Born Aug. 5, 1913, in Warwick, R.I., to Caroline Munnegle and Michael A. Rattigan, she was raised there and in Washington, D.C. Her family was active in law and politics, interests she retained throughout her long life. She graduated from Trinity College in Washington, D.C., in 1934 and then embarked on a long career in the federal government, including positions with the Department of Agriculture and the National Archives.
On Dec. 21, 1941, she became the 26th employee of the Office of Strategic Services (OSS) under William J. Donovan. Following the war, she moved to San Francisco in 1945 and worked briefly for Doubleday, then returned to OSS, which became the Central Intelligence Agency (CIA). She was with the CIA until retiring as a research analyst in 1969.
That year she married Jerome W. Rubin, whom she had known and worked with for many years. They enjoyed a wonderful life together, full of interesting and varied friends and a warm and loving family. A lifelong Catholic, she was a parishioner at St. Raymond church in Menlo Park.
She was preceded in death by her husband, Jerry Rubin, and by her brother, Joseph A. Rattigan.

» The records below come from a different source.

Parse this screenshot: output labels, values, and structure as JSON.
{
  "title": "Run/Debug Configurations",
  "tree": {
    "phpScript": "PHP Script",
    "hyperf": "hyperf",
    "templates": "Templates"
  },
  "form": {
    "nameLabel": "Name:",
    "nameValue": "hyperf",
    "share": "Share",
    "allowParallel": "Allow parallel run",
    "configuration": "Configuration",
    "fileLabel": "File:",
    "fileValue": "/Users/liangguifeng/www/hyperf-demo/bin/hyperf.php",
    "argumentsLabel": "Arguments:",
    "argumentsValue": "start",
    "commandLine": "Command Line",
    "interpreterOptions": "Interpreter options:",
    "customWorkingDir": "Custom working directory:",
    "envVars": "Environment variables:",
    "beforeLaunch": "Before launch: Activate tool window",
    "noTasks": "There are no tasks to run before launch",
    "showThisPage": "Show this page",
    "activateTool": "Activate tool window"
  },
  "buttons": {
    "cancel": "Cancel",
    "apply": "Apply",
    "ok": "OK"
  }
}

She is survived by her stepsons, Dick Rubin (Judy) and Dan Rubin (Gretchen); grandson, Patch Rubin (Jen); sister-in-law, Betty Rattigan; nieces, Catharine Kalin (John) and Anne Paine; nephews, Michael Rattigan (Janelle), Tom Rattigan, Pat Rattigan (Christie) and Tim Rattigan (Paula); and by many grand and great-grand nieces and nephews.
Memorial contributions may be made to a charity of your choice.